= The task =
Set down all the data again. Change nothing.

= Record set =
────────

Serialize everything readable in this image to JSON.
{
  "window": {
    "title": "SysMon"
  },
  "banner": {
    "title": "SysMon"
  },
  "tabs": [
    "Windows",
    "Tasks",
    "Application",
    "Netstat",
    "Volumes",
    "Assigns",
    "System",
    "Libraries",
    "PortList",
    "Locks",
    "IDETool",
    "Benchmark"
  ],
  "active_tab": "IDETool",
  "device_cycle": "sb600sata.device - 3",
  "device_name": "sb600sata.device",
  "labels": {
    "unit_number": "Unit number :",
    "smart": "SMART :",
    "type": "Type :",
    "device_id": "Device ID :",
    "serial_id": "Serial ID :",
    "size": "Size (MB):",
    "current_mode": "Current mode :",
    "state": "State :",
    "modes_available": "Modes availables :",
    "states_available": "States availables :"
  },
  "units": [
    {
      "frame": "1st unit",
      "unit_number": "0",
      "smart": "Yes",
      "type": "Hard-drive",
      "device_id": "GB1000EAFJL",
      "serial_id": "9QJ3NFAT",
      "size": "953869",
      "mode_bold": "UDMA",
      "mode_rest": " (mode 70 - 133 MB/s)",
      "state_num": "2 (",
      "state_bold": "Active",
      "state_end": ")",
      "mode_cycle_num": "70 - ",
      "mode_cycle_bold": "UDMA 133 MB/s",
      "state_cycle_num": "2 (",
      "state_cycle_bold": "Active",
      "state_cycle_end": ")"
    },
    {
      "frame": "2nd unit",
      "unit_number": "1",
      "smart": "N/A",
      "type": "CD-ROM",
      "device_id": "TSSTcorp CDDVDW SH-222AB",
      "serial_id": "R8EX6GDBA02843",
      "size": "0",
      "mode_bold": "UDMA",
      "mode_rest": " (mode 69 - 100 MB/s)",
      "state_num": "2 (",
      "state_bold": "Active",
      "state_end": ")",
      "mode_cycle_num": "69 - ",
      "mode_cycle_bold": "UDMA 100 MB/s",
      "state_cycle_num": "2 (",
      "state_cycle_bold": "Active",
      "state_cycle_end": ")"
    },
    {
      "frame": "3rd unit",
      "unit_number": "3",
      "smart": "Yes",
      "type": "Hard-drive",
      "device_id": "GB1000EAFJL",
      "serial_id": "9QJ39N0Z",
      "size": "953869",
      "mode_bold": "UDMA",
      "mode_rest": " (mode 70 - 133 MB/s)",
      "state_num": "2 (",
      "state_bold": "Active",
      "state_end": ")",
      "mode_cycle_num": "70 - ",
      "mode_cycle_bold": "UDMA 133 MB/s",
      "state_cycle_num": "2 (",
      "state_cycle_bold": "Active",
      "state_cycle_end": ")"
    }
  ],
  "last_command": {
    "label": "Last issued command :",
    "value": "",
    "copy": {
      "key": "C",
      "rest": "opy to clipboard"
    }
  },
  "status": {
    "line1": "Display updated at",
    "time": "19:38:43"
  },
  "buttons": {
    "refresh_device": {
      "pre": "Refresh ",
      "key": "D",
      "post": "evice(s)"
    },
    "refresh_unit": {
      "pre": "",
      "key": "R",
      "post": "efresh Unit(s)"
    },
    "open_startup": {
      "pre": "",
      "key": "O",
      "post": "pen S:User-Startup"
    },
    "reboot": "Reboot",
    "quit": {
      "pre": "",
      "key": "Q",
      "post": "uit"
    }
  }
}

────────

= Result of this task =
Serialize everything readable in this image to JSON.
{
  "window": {
    "title": "SysMon"
  },
  "banner": {
    "title": "SysMon"
  },
  "tabs": [
    "Windows",
    "Tasks",
    "Application",
    "Netstat",
    "Volumes",
    "Assigns",
    "System",
    "Libraries",
    "PortList",
    "Locks",
    "IDETool",
    "Benchmark"
  ],
  "active_tab": "IDETool",
  "device_cycle": "sb600sata.device - 3",
  "device_name": "sb600sata.device",
  "labels": {
    "unit_number": "Unit number :",
    "smart": "SMART :",
    "type": "Type :",
    "device_id": "Device ID :",
    "serial_id": "Serial ID :",
    "size": "Size (MB):",
    "current_mode": "Current mode :",
    "state": "State :",
    "modes_available": "Modes availables :",
    "states_available": "States availables :"
  },
  "units": [
    {
      "frame": "1st unit",
      "unit_number": "0",
      "smart": "Yes",
      "type": "Hard-drive",
      "device_id": "GB1000EAFJL",
      "serial_id": "9QJ3NFAT",
      "size": "953869",
      "mode_bold": "UDMA",
      "mode_rest": " (mode 70 - 133 MB/s)",
      "state_num": "2 (",
      "state_bold": "Active",
      "state_end": ")",
      "mode_cycle_num": "70 - ",
      "mode_cycle_bold": "UDMA 133 MB/s",
      "state_cycle_num": "2 (",
      "state_cycle_bold": "Active",
      "state_cycle_end": ")"
    },
    {
      "frame": "2nd unit",
      "unit_number": "1",
      "smart": "N/A",
      "type": "CD-ROM",
      "device_id": "TSSTcorp CDDVDW SH-222AB",
      "serial_id": "R8EX6GDBA02843",
      "size": "0",
      "mode_bold": "UDMA",
      "mode_rest": " (mode 69 - 100 MB/s)",
      "state_num": "2 (",
      "state_bold": "Active",
      "state_end": ")",
      "mode_cycle_num": "69 - ",
      "mode_cycle_bold": "UDMA 100 MB/s",
      "state_cycle_num": "2 (",
      "state_cycle_bold": "Active",
      "state_cycle_end": ")"
    },
    {
      "frame": "3rd unit",
      "unit_number": "3",
      "smart": "Yes",
      "type": "Hard-drive",
      "device_id": "GB1000EAFJL",
      "serial_id": "9QJ39N0Z",
      "size": "953869",
      "mode_bold": "UDMA",
      "mode_rest": " (mode 70 - 133 MB/s)",
      "state_num": "2 (",
      "state_bold": "Active",
      "state_end": ")",
      "mode_cycle_num": "70 - ",
      "mode_cycle_bold": "UDMA 133 MB/s",
      "state_cycle_num": "2 (",
      "state_cycle_bold": "Active",
      "state_cycle_end": ")"
    }
  ],
  "last_command": {
    "label": "Last issued command :",
    "value": "",
    "copy": {
      "key": "C",
      "rest": "opy to clipboard"
    }
  },
  "status": {
    "line1": "Display updated at",
    "time": "19:38:43"
  },
  "buttons": {
    "refresh_device": {
      "pre": "Refresh ",
      "key": "D",
      "post": "evice(s)"
    },
    "refresh_unit": {
      "pre": "",
      "key": "R",
      "post": "efresh Unit(s)"
    },
    "open_startup": {
      "pre": "",
      "key": "O",
      "post": "pen S:User-Startup"
    },
    "reboot": "Reboot",
    "quit": {
      "pre": "",
      "key": "Q",
      "post": "uit"
    }
  }
}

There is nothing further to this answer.